--- Data excerpts Enclosed Below ---

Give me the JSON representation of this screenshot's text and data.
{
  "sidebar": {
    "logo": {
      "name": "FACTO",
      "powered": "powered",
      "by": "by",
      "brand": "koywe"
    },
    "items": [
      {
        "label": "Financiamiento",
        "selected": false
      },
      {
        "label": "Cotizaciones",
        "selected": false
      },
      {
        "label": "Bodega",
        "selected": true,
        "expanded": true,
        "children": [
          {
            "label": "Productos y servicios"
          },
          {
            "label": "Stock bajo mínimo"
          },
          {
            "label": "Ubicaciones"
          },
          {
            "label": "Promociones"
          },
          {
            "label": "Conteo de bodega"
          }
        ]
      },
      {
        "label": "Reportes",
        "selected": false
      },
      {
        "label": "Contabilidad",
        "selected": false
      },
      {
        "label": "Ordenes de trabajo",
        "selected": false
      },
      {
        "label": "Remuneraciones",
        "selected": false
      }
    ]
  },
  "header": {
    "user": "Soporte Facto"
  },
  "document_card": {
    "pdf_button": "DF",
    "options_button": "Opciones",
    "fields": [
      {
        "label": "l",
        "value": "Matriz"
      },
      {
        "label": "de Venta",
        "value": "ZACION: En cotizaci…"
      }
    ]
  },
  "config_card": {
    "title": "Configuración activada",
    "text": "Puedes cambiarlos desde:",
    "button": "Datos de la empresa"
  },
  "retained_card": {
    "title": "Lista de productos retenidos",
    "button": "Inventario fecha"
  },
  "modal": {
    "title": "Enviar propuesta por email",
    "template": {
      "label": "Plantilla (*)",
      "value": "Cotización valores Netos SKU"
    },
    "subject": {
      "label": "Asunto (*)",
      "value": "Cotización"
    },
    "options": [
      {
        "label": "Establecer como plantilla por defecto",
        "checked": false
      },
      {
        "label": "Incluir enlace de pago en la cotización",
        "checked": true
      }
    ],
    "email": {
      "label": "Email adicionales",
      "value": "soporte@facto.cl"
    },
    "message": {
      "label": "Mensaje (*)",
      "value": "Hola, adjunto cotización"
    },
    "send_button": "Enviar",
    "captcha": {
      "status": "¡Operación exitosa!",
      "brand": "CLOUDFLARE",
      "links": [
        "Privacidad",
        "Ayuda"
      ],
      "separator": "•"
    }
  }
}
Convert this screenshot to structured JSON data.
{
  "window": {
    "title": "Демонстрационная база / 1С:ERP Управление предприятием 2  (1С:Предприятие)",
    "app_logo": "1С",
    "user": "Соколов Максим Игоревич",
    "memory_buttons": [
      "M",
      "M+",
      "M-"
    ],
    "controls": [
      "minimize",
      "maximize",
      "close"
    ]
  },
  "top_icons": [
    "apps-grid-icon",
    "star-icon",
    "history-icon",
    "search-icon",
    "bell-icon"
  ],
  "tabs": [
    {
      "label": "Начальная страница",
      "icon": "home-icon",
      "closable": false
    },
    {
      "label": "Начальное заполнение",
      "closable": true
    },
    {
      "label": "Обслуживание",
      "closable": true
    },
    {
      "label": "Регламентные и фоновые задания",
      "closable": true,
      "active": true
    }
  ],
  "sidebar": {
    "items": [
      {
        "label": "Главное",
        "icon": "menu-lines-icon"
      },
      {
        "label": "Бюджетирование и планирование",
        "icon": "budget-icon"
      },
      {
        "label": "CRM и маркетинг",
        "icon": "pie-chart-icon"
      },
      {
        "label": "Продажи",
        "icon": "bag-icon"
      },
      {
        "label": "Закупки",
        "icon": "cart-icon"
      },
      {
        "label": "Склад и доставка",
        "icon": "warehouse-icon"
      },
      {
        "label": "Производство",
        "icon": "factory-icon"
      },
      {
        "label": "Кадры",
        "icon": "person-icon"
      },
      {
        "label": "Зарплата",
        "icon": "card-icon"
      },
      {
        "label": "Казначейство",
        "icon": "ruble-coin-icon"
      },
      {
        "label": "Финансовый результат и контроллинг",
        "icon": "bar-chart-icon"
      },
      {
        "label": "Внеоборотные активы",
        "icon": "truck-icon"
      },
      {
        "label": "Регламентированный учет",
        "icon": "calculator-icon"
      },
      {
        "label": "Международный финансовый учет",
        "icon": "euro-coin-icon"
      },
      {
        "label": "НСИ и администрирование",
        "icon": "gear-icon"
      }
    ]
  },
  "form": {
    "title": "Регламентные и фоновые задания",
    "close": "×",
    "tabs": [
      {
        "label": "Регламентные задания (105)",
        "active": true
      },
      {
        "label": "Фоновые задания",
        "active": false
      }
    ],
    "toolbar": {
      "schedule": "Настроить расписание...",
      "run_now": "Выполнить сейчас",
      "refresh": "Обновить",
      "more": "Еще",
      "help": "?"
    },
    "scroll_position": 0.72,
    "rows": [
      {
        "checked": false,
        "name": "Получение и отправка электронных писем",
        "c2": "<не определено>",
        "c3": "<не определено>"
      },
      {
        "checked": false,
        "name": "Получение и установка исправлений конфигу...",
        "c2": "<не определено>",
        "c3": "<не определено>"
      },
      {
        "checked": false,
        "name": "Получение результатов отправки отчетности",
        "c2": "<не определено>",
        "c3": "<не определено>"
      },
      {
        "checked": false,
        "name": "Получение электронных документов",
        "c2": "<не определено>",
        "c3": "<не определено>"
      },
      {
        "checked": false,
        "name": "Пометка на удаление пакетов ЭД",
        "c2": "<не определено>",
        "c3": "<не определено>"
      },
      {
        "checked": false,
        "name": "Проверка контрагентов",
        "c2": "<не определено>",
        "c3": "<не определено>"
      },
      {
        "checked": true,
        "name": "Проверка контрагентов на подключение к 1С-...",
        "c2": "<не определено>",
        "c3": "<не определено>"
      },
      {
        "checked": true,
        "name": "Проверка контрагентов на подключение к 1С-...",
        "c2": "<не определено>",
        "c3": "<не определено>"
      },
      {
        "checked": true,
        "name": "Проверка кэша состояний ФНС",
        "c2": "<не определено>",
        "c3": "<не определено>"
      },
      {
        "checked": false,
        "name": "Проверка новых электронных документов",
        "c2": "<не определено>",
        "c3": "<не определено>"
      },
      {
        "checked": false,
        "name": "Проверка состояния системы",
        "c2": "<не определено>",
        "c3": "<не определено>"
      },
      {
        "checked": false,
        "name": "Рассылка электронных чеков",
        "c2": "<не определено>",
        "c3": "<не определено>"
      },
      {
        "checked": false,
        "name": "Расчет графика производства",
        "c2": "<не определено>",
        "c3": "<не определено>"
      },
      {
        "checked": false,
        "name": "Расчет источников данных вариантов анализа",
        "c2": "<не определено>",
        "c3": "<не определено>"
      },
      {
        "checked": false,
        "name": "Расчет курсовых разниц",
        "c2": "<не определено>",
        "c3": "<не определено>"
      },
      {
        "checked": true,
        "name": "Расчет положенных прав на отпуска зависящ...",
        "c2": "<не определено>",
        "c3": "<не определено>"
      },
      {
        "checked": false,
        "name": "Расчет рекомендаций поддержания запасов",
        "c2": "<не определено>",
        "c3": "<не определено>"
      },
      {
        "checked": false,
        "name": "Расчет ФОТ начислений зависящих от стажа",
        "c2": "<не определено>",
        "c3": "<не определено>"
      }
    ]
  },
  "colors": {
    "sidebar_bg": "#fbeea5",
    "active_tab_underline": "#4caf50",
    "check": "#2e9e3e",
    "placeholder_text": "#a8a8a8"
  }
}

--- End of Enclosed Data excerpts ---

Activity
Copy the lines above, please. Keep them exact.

Task result
Give me the JSON representation of this screenshot's text and data.
{
  "sidebar": {
    "logo": {
      "name": "FACTO",
      "powered": "powered",
      "by": "by",
      "brand": "koywe"
    },
    "items": [
      {
        "label": "Financiamiento",
        "selected": false
      },
      {
        "label": "Cotizaciones",
        "selected": false
      },
      {
        "label": "Bodega",
        "selected": true,
        "expanded": true,
        "children": [
          {
            "label": "Productos y servicios"
          },
          {
            "label": "Stock bajo mínimo"
          },
          {
            "label": "Ubicaciones"
          },
          {
            "label": "Promociones"
          },
          {
            "label": "Conteo de bodega"
          }
        ]
      },
      {
        "label": "Reportes",
        "selected": false
      },
      {
        "label": "Contabilidad",
        "selected": false
      },
      {
        "label": "Ordenes de trabajo",
        "selected": false
      },
      {
        "label": "Remuneraciones",
        "selected": false
      }
    ]
  },
  "header": {
    "user": "Soporte Facto"
  },
  "document_card": {
    "pdf_button": "DF",
    "options_button": "Opciones",
    "fields": [
      {
        "label": "l",
        "value": "Matriz"
      },
      {
        "label": "de Venta",
        "value": "ZACION: En cotizaci…"
      }
    ]
  },
  "config_card": {
    "title": "Configuración activada",
    "text": "Puedes cambiarlos desde:",
    "button": "Datos de la empresa"
  },
  "retained_card": {
    "title": "Lista de productos retenidos",
    "button": "Inventario fecha"
  },
  "modal": {
    "title": "Enviar propuesta por email",
    "template": {
      "label": "Plantilla (*)",
      "value": "Cotización valores Netos SKU"
    },
    "subject": {
      "label": "Asunto (*)",
      "value": "Cotización"
    },
    "options": [
      {
        "label": "Establecer como plantilla por defecto",
        "checked": false
      },
      {
        "label": "Incluir enlace de pago en la cotización",
        "checked": true
      }
    ],
    "email": {
      "label": "Email adicionales",
      "value": "soporte@facto.cl"
    },
    "message": {
      "label": "Mensaje (*)",
      "value": "Hola, adjunto cotización"
    },
    "send_button": "Enviar",
    "captcha": {
      "status": "¡Operación exitosa!",
      "brand": "CLOUDFLARE",
      "links": [
        "Privacidad",
        "Ayuda"
      ],
      "separator": "•"
    }
  }
}
Convert this screenshot to structured JSON data.
{
  "window": {
    "title": "Демонстрационная база / 1С:ERP Управление предприятием 2  (1С:Предприятие)",
    "app_logo": "1С",
    "user": "Соколов Максим Игоревич",
    "memory_buttons": [
      "M",
      "M+",
      "M-"
    ],
    "controls": [
      "minimize",
      "maximize",
      "close"
    ]
  },
  "top_icons": [
    "apps-grid-icon",
    "star-icon",
    "history-icon",
    "search-icon",
    "bell-icon"
  ],
  "tabs": [
    {
      "label": "Начальная страница",
      "icon": "home-icon",
      "closable": false
    },
    {
      "label": "Начальное заполнение",
      "closable": true
    },
    {
      "label": "Обслуживание",
      "closable": true
    },
    {
      "label": "Регламентные и фоновые задания",
      "closable": true,
      "active": true
    }
  ],
  "sidebar": {
    "items": [
      {
        "label": "Главное",
        "icon": "menu-lines-icon"
      },
      {
        "label": "Бюджетирование и планирование",
        "icon": "budget-icon"
      },
      {
        "label": "CRM и маркетинг",
        "icon": "pie-chart-icon"
      },
      {
        "label": "Продажи",
        "icon": "bag-icon"
      },
      {
        "label": "Закупки",
        "icon": "cart-icon"
      },
      {
        "label": "Склад и доставка",
        "icon": "warehouse-icon"
      },
      {
        "label": "Производство",
        "icon": "factory-icon"
      },
      {
        "label": "Кадры",
        "icon": "person-icon"
      },
      {
        "label": "Зарплата",
        "icon": "card-icon"
      },
      {
        "label": "Казначейство",
        "icon": "ruble-coin-icon"
      },
      {
        "label": "Финансовый результат и контроллинг",
        "icon": "bar-chart-icon"
      },
      {
        "label": "Внеоборотные активы",
        "icon": "truck-icon"
      },
      {
        "label": "Регламентированный учет",
        "icon": "calculator-icon"
      },
      {
        "label": "Международный финансовый учет",
        "icon": "euro-coin-icon"
      },
      {
        "label": "НСИ и администрирование",
        "icon": "gear-icon"
      }
    ]
  },
  "form": {
    "title": "Регламентные и фоновые задания",
    "close": "×",
    "tabs": [
      {
        "label": "Регламентные задания (105)",
        "active": true
      },
      {
        "label": "Фоновые задания",
        "active": false
      }
    ],
    "toolbar": {
      "schedule": "Настроить расписание...",
      "run_now": "Выполнить сейчас",
      "refresh": "Обновить",
      "more": "Еще",
      "help": "?"
    },
    "scroll_position": 0.72,
    "rows": [
      {
        "checked": false,
        "name": "Получение и отправка электронных писем",
        "c2": "<не определено>",
        "c3": "<не определено>"
      },
      {
        "checked": false,
        "name": "Получение и установка исправлений конфигу...",
        "c2": "<не определено>",
        "c3": "<не определено>"
      },
      {
        "checked": false,
        "name": "Получение результатов отправки отчетности",
        "c2": "<не определено>",
        "c3": "<не определено>"
      },
      {
        "checked": false,
        "name": "Получение электронных документов",
        "c2": "<не определено>",
        "c3": "<не определено>"
      },
      {
        "checked": false,
        "name": "Пометка на удаление пакетов ЭД",
        "c2": "<не определено>",
        "c3": "<не определено>"
      },
      {
        "checked": false,
        "name": "Проверка контрагентов",
        "c2": "<не определено>",
        "c3": "<не определено>"
      },
      {
        "checked": true,
        "name": "Проверка контрагентов на подключение к 1С-...",
        "c2": "<не определено>",
        "c3": "<не определено>"
      },
      {
        "checked": true,
        "name": "Проверка контрагентов на подключение к 1С-...",
        "c2": "<не определено>",
        "c3": "<не определено>"
      },
      {
        "checked": true,
        "name": "Проверка кэша состояний ФНС",
        "c2": "<не определено>",
        "c3": "<не определено>"
      },
      {
        "checked": false,
        "name": "Проверка новых электронных документов",
        "c2": "<не определено>",
        "c3": "<не определено>"
      },
      {
        "checked": false,
        "name": "Проверка состояния системы",
        "c2": "<не определено>",
        "c3": "<не определено>"
      },
      {
        "checked": false,
        "name": "Рассылка электронных чеков",
        "c2": "<не определено>",
        "c3": "<не определено>"
      },
      {
        "checked": false,
        "name": "Расчет графика производства",
        "c2": "<не определено>",
        "c3": "<не определено>"
      },
      {
        "checked": false,
        "name": "Расчет источников данных вариантов анализа",
        "c2": "<не определено>",
        "c3": "<не определено>"
      },
      {
        "checked": false,
        "name": "Расчет курсовых разниц",
        "c2": "<не определено>",
        "c3": "<не определено>"
      },
      {
        "checked": true,
        "name": "Расчет положенных прав на отпуска зависящ...",
        "c2": "<не определено>",
        "c3": "<не определено>"
      },
      {
        "checked": false,
        "name": "Расчет рекомендаций поддержания запасов",
        "c2": "<не определено>",
        "c3": "<не определено>"
      },
      {
        "checked": false,
        "name": "Расчет ФОТ начислений зависящих от стажа",
        "c2": "<не определено>",
        "c3": "<не определено>"
      }
    ]
  },
  "colors": {
    "sidebar_bg": "#fbeea5",
    "active_tab_underline": "#4caf50",
    "check": "#2e9e3e",
    "placeholder_text": "#a8a8a8"
  }
}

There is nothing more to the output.